### Problem statement
A complete, unaltered copy of the listing is needed. Write it out.
-------
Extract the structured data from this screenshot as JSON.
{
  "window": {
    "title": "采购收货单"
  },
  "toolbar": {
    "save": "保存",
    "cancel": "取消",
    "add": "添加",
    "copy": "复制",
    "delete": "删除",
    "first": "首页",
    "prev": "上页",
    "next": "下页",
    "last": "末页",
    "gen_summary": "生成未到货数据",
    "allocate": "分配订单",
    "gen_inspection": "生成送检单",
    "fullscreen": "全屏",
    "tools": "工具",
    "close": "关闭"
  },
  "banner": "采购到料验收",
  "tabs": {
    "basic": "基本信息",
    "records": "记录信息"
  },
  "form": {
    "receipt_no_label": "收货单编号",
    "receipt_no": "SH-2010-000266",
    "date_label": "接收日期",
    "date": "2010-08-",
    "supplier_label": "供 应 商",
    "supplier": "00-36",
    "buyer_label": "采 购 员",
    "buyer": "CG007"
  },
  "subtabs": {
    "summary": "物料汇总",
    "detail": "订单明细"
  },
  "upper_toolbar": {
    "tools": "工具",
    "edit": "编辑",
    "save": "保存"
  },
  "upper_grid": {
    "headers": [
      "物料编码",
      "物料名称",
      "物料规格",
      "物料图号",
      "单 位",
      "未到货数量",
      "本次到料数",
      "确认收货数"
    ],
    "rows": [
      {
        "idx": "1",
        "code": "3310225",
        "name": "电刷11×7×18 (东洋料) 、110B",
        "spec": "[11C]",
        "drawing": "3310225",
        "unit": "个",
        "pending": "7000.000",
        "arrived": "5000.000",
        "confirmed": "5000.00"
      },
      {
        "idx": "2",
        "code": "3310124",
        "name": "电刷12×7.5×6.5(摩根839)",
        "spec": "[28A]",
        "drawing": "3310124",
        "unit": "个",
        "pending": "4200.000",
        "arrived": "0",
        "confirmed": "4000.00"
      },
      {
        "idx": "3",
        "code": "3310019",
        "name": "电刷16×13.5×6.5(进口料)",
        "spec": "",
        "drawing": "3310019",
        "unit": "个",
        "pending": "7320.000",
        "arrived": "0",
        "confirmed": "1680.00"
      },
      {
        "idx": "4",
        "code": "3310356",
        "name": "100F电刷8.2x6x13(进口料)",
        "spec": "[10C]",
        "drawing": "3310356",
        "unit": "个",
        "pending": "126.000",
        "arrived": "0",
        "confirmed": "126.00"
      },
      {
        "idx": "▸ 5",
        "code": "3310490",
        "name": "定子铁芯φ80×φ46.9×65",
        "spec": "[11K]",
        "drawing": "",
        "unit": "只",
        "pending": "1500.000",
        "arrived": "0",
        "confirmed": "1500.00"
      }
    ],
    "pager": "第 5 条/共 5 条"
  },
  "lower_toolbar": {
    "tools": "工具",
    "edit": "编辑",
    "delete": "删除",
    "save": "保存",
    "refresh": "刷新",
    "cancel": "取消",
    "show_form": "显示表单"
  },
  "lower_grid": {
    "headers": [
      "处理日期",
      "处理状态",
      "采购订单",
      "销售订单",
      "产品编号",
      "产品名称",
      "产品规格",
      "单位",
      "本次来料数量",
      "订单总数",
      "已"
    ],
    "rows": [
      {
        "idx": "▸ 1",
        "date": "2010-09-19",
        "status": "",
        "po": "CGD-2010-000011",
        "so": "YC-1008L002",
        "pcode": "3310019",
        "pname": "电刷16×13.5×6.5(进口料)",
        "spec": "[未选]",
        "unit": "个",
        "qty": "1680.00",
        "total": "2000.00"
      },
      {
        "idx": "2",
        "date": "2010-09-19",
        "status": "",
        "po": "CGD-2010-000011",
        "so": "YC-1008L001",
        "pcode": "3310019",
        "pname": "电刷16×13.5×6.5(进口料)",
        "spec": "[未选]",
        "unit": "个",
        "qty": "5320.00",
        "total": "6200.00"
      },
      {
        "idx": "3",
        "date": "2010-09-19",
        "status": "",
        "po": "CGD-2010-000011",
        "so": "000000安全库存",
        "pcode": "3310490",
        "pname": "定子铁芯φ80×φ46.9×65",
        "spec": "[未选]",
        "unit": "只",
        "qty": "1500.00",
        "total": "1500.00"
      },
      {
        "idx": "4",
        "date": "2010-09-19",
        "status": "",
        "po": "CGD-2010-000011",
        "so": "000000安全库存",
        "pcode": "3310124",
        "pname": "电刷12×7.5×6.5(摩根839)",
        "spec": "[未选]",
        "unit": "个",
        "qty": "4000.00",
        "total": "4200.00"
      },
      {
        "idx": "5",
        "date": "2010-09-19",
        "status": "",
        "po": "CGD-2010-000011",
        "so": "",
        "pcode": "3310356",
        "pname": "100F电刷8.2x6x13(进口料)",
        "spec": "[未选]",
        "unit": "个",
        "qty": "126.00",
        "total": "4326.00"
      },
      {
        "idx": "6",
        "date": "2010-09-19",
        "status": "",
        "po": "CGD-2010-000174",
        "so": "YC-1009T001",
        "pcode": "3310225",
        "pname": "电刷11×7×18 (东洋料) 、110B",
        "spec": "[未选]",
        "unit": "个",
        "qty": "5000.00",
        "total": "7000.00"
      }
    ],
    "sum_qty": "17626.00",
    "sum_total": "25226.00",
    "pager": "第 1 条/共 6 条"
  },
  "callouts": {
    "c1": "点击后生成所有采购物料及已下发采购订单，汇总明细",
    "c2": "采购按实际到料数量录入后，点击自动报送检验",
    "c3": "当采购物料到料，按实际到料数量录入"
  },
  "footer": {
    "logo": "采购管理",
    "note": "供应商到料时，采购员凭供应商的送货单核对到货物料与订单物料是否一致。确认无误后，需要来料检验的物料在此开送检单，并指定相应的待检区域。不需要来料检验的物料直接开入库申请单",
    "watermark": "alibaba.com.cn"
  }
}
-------
### Solution
Extract the structured data from this screenshot as JSON.
{
  "window": {
    "title": "采购收货单"
  },
  "toolbar": {
    "save": "保存",
    "cancel": "取消",
    "add": "添加",
    "copy": "复制",
    "delete": "删除",
    "first": "首页",
    "prev": "上页",
    "next": "下页",
    "last": "末页",
    "gen_summary": "生成未到货数据",
    "allocate": "分配订单",
    "gen_inspection": "生成送检单",
    "fullscreen": "全屏",
    "tools": "工具",
    "close": "关闭"
  },
  "banner": "采购到料验收",
  "tabs": {
    "basic": "基本信息",
    "records": "记录信息"
  },
  "form": {
    "receipt_no_label": "收货单编号",
    "receipt_no": "SH-2010-000266",
    "date_label": "接收日期",
    "date": "2010-08-",
    "supplier_label": "供 应 商",
    "supplier": "00-36",
    "buyer_label": "采 购 员",
    "buyer": "CG007"
  },
  "subtabs": {
    "summary": "物料汇总",
    "detail": "订单明细"
  },
  "upper_toolbar": {
    "tools": "工具",
    "edit": "编辑",
    "save": "保存"
  },
  "upper_grid": {
    "headers": [
      "物料编码",
      "物料名称",
      "物料规格",
      "物料图号",
      "单 位",
      "未到货数量",
      "本次到料数",
      "确认收货数"
    ],
    "rows": [
      {
        "idx": "1",
        "code": "3310225",
        "name": "电刷11×7×18 (东洋料) 、110B",
        "spec": "[11C]",
        "drawing": "3310225",
        "unit": "个",
        "pending": "7000.000",
        "arrived": "5000.000",
        "confirmed": "5000.00"
      },
      {
        "idx": "2",
        "code": "3310124",
        "name": "电刷12×7.5×6.5(摩根839)",
        "spec": "[28A]",
        "drawing": "3310124",
        "unit": "个",
        "pending": "4200.000",
        "arrived": "0",
        "confirmed": "4000.00"
      },
      {
        "idx": "3",
        "code": "3310019",
        "name": "电刷16×13.5×6.5(进口料)",
        "spec": "",
        "drawing": "3310019",
        "unit": "个",
        "pending": "7320.000",
        "arrived": "0",
        "confirmed": "1680.00"
      },
      {
        "idx": "4",
        "code": "3310356",
        "name": "100F电刷8.2x6x13(进口料)",
        "spec": "[10C]",
        "drawing": "3310356",
        "unit": "个",
        "pending": "126.000",
        "arrived": "0",
        "confirmed": "126.00"
      },
      {
        "idx": "▸ 5",
        "code": "3310490",
        "name": "定子铁芯φ80×φ46.9×65",
        "spec": "[11K]",
        "drawing": "",
        "unit": "只",
        "pending": "1500.000",
        "arrived": "0",
        "confirmed": "1500.00"
      }
    ],
    "pager": "第 5 条/共 5 条"
  },
  "lower_toolbar": {
    "tools": "工具",
    "edit": "编辑",
    "delete": "删除",
    "save": "保存",
    "refresh": "刷新",
    "cancel": "取消",
    "show_form": "显示表单"
  },
  "lower_grid": {
    "headers": [
      "处理日期",
      "处理状态",
      "采购订单",
      "销售订单",
      "产品编号",
      "产品名称",
      "产品规格",
      "单位",
      "本次来料数量",
      "订单总数",
      "已"
    ],
    "rows": [
      {
        "idx": "▸ 1",
        "date": "2010-09-19",
        "status": "",
        "po": "CGD-2010-000011",
        "so": "YC-1008L002",
        "pcode": "3310019",
        "pname": "电刷16×13.5×6.5(进口料)",
        "spec": "[未选]",
        "unit": "个",
        "qty": "1680.00",
        "total": "2000.00"
      },
      {
        "idx": "2",
        "date": "2010-09-19",
        "status": "",
        "po": "CGD-2010-000011",
        "so": "YC-1008L001",
        "pcode": "3310019",
        "pname": "电刷16×13.5×6.5(进口料)",
        "spec": "[未选]",
        "unit": "个",
        "qty": "5320.00",
        "total": "6200.00"
      },
      {
        "idx": "3",
        "date": "2010-09-19",
        "status": "",
        "po": "CGD-2010-000011",
        "so": "000000安全库存",
        "pcode": "3310490",
        "pname": "定子铁芯φ80×φ46.9×65",
        "spec": "[未选]",
        "unit": "只",
        "qty": "1500.00",
        "total": "1500.00"
      },
      {
        "idx": "4",
        "date": "2010-09-19",
        "status": "",
        "po": "CGD-2010-000011",
        "so": "000000安全库存",
        "pcode": "3310124",
        "pname": "电刷12×7.5×6.5(摩根839)",
        "spec": "[未选]",
        "unit": "个",
        "qty": "4000.00",
        "total": "4200.00"
      },
      {
        "idx": "5",
        "date": "2010-09-19",
        "status": "",
        "po": "CGD-2010-000011",
        "so": "",
        "pcode": "3310356",
        "pname": "100F电刷8.2x6x13(进口料)",
        "spec": "[未选]",
        "unit": "个",
        "qty": "126.00",
        "total": "4326.00"
      },
      {
        "idx": "6",
        "date": "2010-09-19",
        "status": "",
        "po": "CGD-2010-000174",
        "so": "YC-1009T001",
        "pcode": "3310225",
        "pname": "电刷11×7×18 (东洋料) 、110B",
        "spec": "[未选]",
        "unit": "个",
        "qty": "5000.00",
        "total": "7000.00"
      }
    ],
    "sum_qty": "17626.00",
    "sum_total": "25226.00",
    "pager": "第 1 条/共 6 条"
  },
  "callouts": {
    "c1": "点击后生成所有采购物料及已下发采购订单，汇总明细",
    "c2": "采购按实际到料数量录入后，点击自动报送检验",
    "c3": "当采购物料到料，按实际到料数量录入"
  },
  "footer": {
    "logo": "采购管理",
    "note": "供应商到料时，采购员凭供应商的送货单核对到货物料与订单物料是否一致。确认无误后，需要来料检验的物料在此开送检单，并指定相应的待检区域。不需要来料检验的物料直接开入库申请单",
    "watermark": "alibaba.com.cn"
  }
}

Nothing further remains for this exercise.